▶ _Task to carry out_: For this exercise, copy each line of the records that contains the word "icon".

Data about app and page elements
==========

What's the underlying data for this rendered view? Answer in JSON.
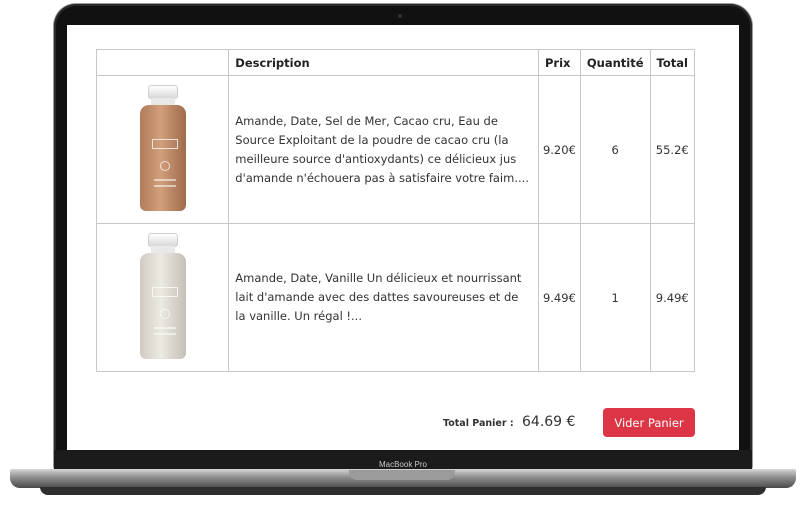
{
  "device": {
    "label": "MacBook Pro"
  },
  "cart": {
    "headers": [
      "",
      "Description",
      "Prix",
      "Quantité",
      "Total"
    ],
    "items": [
      {
        "image": "chocolate-almond-juice-bottle",
        "description": "Amande, Date, Sel de Mer, Cacao cru, Eau de Source Exploitant de la poudre de cacao cru (la meilleure source d'antioxydants) ce délicieux jus d'amande n'échouera pas à satisfaire votre faim....",
        "price": "9.20€",
        "quantity": "6",
        "total": "55.2€"
      },
      {
        "image": "vanilla-almond-juice-bottle",
        "description": "Amande, Date, Vanille Un délicieux et nourrissant lait d'amande avec des dattes savoureuses et de la vanille. Un régal !...",
        "price": "9.49€",
        "quantity": "1",
        "total": "9.49€"
      }
    ],
    "total_label": "Total Panier :",
    "total_value": "64.69 €",
    "clear_button": "Vider Panier"
  },
  "colors": {
    "clear_button_bg": "#dc3545"
  }
}
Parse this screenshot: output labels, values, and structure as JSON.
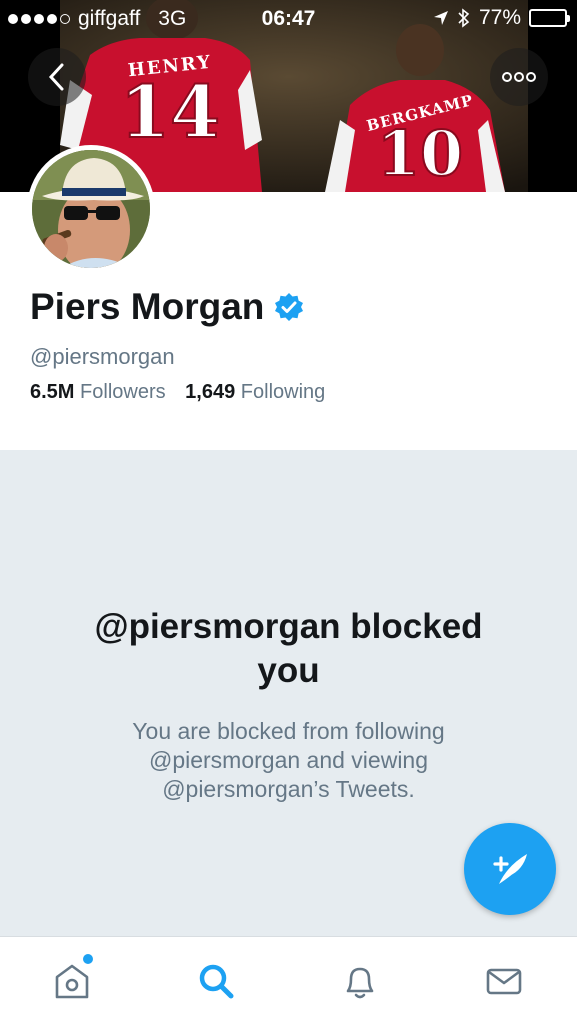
{
  "status_bar": {
    "carrier": "giffgaff",
    "network": "3G",
    "time": "06:47",
    "battery_percent": "77%",
    "battery_level": 0.77,
    "signal_dots_filled": 4,
    "signal_dots_total": 5
  },
  "banner": {
    "left_jersey": {
      "name": "HENRY",
      "number": "14"
    },
    "right_jersey": {
      "name": "BERGKAMP",
      "number": "10"
    }
  },
  "profile": {
    "name": "Piers Morgan",
    "verified": true,
    "handle": "@piersmorgan",
    "followers_count": "6.5M",
    "followers_label": "Followers",
    "following_count": "1,649",
    "following_label": "Following"
  },
  "blocked": {
    "heading_line1": "@piersmorgan blocked",
    "heading_line2": "you",
    "message_line1": "You are blocked from following",
    "message_line2": "@piersmorgan and viewing",
    "message_line3": "@piersmorgan’s Tweets."
  },
  "tabbar": {
    "items": [
      "home-icon",
      "search-icon",
      "notifications-icon",
      "messages-icon"
    ],
    "active": "search-icon",
    "home_has_notification": true
  },
  "colors": {
    "accent": "#1da1f2",
    "verified": "#1da1f2",
    "blocked_bg": "#e6ecf0",
    "secondary_text": "#657786",
    "jersey_red": "#c8102e"
  }
}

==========

▶ _Task response_:
      "home-icon",
      "search-icon",
      "notifications-icon",
      "messages-icon"
    "active": "search-icon",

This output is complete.